County Council Approves Echo Grants
The Volusia County Council approved two grants totaling nearly $1.1 million to fund projects at the Daytona Playhouse and the African American Museum of the Arts.
The ECHO program provides funds for building, purchasing, improving or restoring projects for a variety of purposes, including environmental, cultural, historical and recreational uses, according to information on the county’s website.
Among the goals of the program is to fund projects that promote heritage and cultural tourism opportunities and sites in the county. In 2020, county voters approved a measure to continue the program for an additional 20 years.
Brad Burbaugh, the ECHO program’s director of revenue stewardship, presented the grant requests to the County Council with a brief overview.
“ECHO is a match program,” he said, with the idea that organizations seeking funds “have to have some skin in the game.”
Burbaugh said African American Museum of the Arts in DeLand requested $498,000 for a project to increase the facility’s capacity by 1,200 square feet to host additional events and programming. The organization is providing $532,000 in matching funds.
“This will help them increase their capacity to deliver services to the community,” he said.
The Daytona Playhouse, first organized in 1946 in Daytona Beach, applied for a $600,000 grant to build a workshop, costume prep and rehearsal space.
County Council members had several questions about the grant proposals as well as the grant process, with a focus on ensuring the sustainability of organizations receiving funds.

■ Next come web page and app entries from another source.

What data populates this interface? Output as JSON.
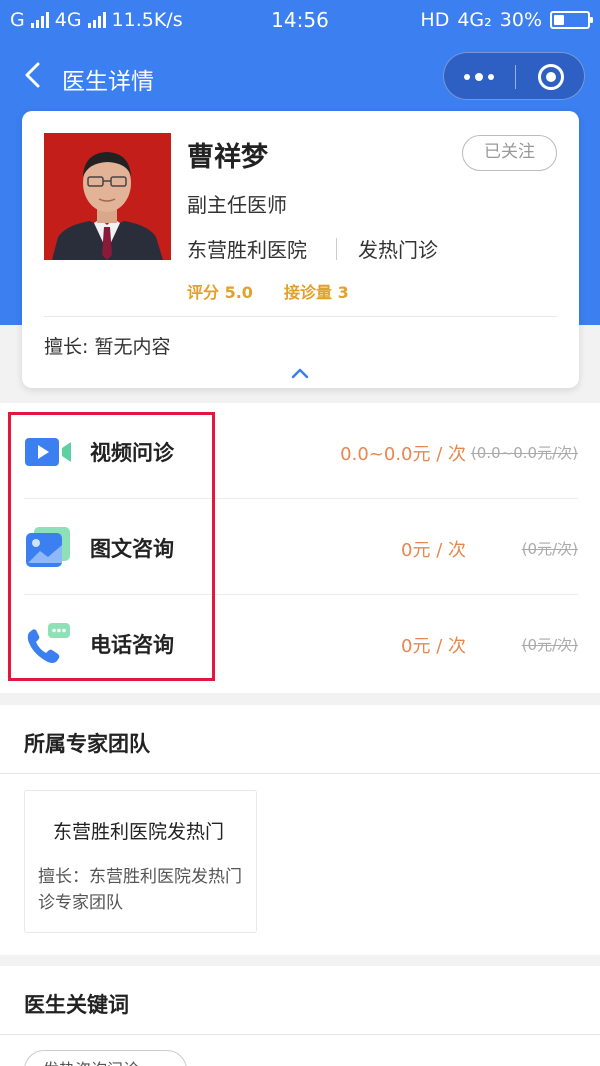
{
  "status_bar": {
    "carrier": "G",
    "network": "4G",
    "speed": "11.5K/s",
    "time": "14:56",
    "hd": "HD",
    "network2": "4G₂",
    "battery": "30%",
    "battery_level": 0.3
  },
  "nav": {
    "title": "医生详情",
    "back_icon": "chevron-left-icon",
    "more_icon": "more-dots-icon",
    "close_icon": "target-circle-icon"
  },
  "doctor": {
    "name": "曹祥梦",
    "title": "副主任医师",
    "hospital": "东营胜利医院",
    "department": "发热门诊",
    "rating": "评分 5.0",
    "consultations": "接诊量 3",
    "follow_label": "已关注",
    "specialty": "擅长: 暂无内容",
    "expand_icon": "chevron-up-icon"
  },
  "services": [
    {
      "name": "视频问诊",
      "price": "0.0~0.0元 / 次",
      "original": "(0.0~0.0元/次)",
      "icon": "video-camera-icon"
    },
    {
      "name": "图文咨询",
      "price": "0元 / 次",
      "original": "(0元/次)",
      "icon": "image-icon"
    },
    {
      "name": "电话咨询",
      "price": "0元 / 次",
      "original": "(0元/次)",
      "icon": "phone-chat-icon"
    }
  ],
  "team_section": {
    "title": "所属专家团队",
    "team_name": "东营胜利医院发热门",
    "team_desc": "擅长：东营胜利医院发热门诊专家团队"
  },
  "keywords_section": {
    "title": "医生关键词",
    "tag": "发热咨询问诊"
  },
  "colors": {
    "primary": "#3b7ff0",
    "price": "#e8874f",
    "rating": "#e2a12a",
    "highlight": "#e3163c"
  }
}
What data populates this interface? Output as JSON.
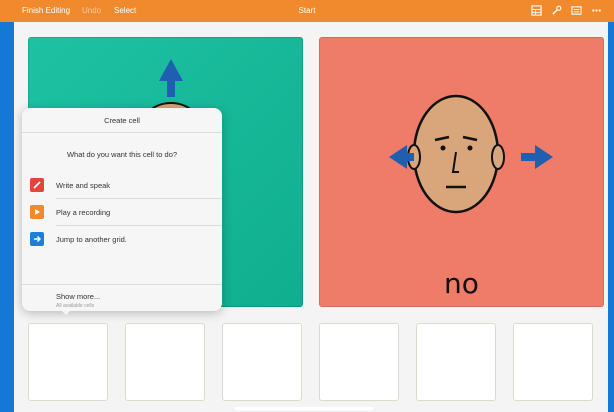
{
  "toolbar": {
    "finish_label": "Finish Editing",
    "undo_label": "Undo",
    "select_label": "Select",
    "title": "Start"
  },
  "cells": {
    "red_label": "no"
  },
  "popover": {
    "title": "Create cell",
    "question": "What do you want this cell to do?",
    "options": [
      {
        "label": "Write and speak",
        "color": "#e0473b",
        "icon": "pencil-icon"
      },
      {
        "label": "Play a recording",
        "color": "#f08a2c",
        "icon": "play-icon"
      },
      {
        "label": "Jump to another grid.",
        "color": "#1f7fd6",
        "icon": "arrow-right-icon"
      }
    ],
    "show_more": "Show more...",
    "show_more_sub": "All available cells"
  },
  "colors": {
    "toolbar": "#f08a2c",
    "teal_cell": "#1ec2a3",
    "red_cell": "#ee7c68",
    "arrow_blue": "#1f5fb0"
  }
}
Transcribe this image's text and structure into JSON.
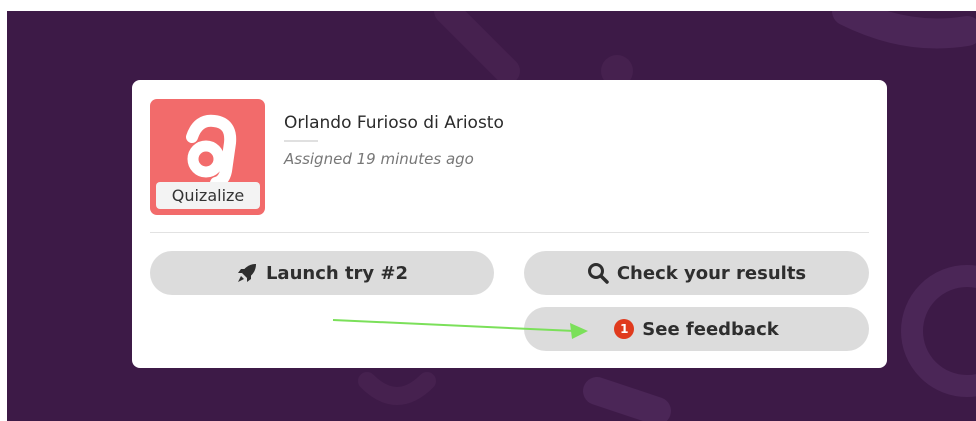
{
  "card": {
    "thumbnail": {
      "logo_letter": "a",
      "label": "Quizalize"
    },
    "title": "Orlando Furioso di Ariosto",
    "assigned": "Assigned 19 minutes ago"
  },
  "buttons": {
    "launch": {
      "label": "Launch try #2",
      "icon": "rocket-icon"
    },
    "check": {
      "label": "Check your results",
      "icon": "search-icon"
    },
    "feedback": {
      "label": "See feedback",
      "badge": "1"
    }
  },
  "colors": {
    "background": "#3d1a47",
    "thumbnail": "#f26b6b",
    "button": "#dcdcdc",
    "badge": "#e03a1d",
    "annotation_arrow": "#7be05a"
  }
}
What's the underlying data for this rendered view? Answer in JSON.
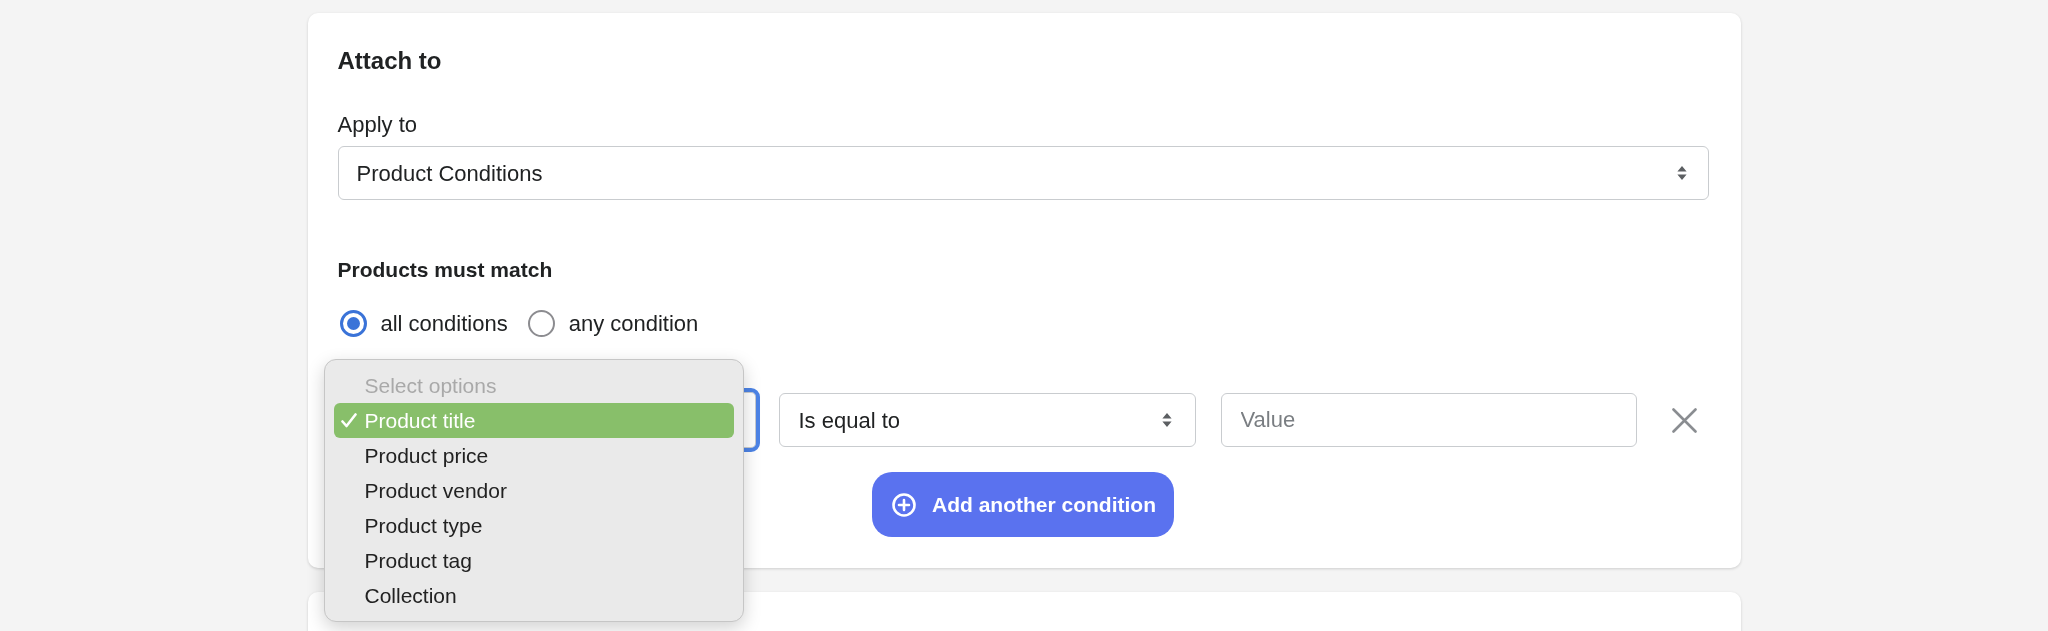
{
  "card": {
    "title": "Attach to",
    "apply_to": {
      "label": "Apply to",
      "value": "Product Conditions"
    },
    "match": {
      "label": "Products must match",
      "options": [
        {
          "label": "all conditions",
          "selected": true
        },
        {
          "label": "any condition",
          "selected": false
        }
      ]
    },
    "conditions": [
      {
        "field": {
          "focused": true,
          "menu": {
            "options": [
              {
                "label": "Select options",
                "disabled": true,
                "selected": false
              },
              {
                "label": "Product title",
                "disabled": false,
                "selected": true
              },
              {
                "label": "Product price",
                "disabled": false,
                "selected": false
              },
              {
                "label": "Product vendor",
                "disabled": false,
                "selected": false
              },
              {
                "label": "Product type",
                "disabled": false,
                "selected": false
              },
              {
                "label": "Product tag",
                "disabled": false,
                "selected": false
              },
              {
                "label": "Collection",
                "disabled": false,
                "selected": false
              }
            ]
          }
        },
        "operator": "Is equal to",
        "value": {
          "placeholder": "Value"
        }
      }
    ],
    "add_button": "Add another condition"
  }
}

“How do we make sure these are sustainable?” asked Council member David Santiago. “What is the local support to make sure it is sustainable so we’re not just throwing money away that may not have a public benefit?”
Reggie Williams, African American Museum of the Arts board chair, said he knows sustainability is an important issue.
“We recognize maintenance is going to be an issue once the building is constructed,” he said. “We’re taking steps to ensure this project, when it comes on-line, can be sustained.”
County Council Chair Jeff Brower acknowledged the grants come from taxpayer money, but reiterated the purpose behind the ECHO program.
“The purpose of ECHO is to increase culture, the environment and history to Volusia residents and our visitors here,” he said. “ECHO was brought to us for a reason, for all the reasons ECHO exists and I think we should do everything we can to bring those programs to the public regardless of the revenue they bring in.”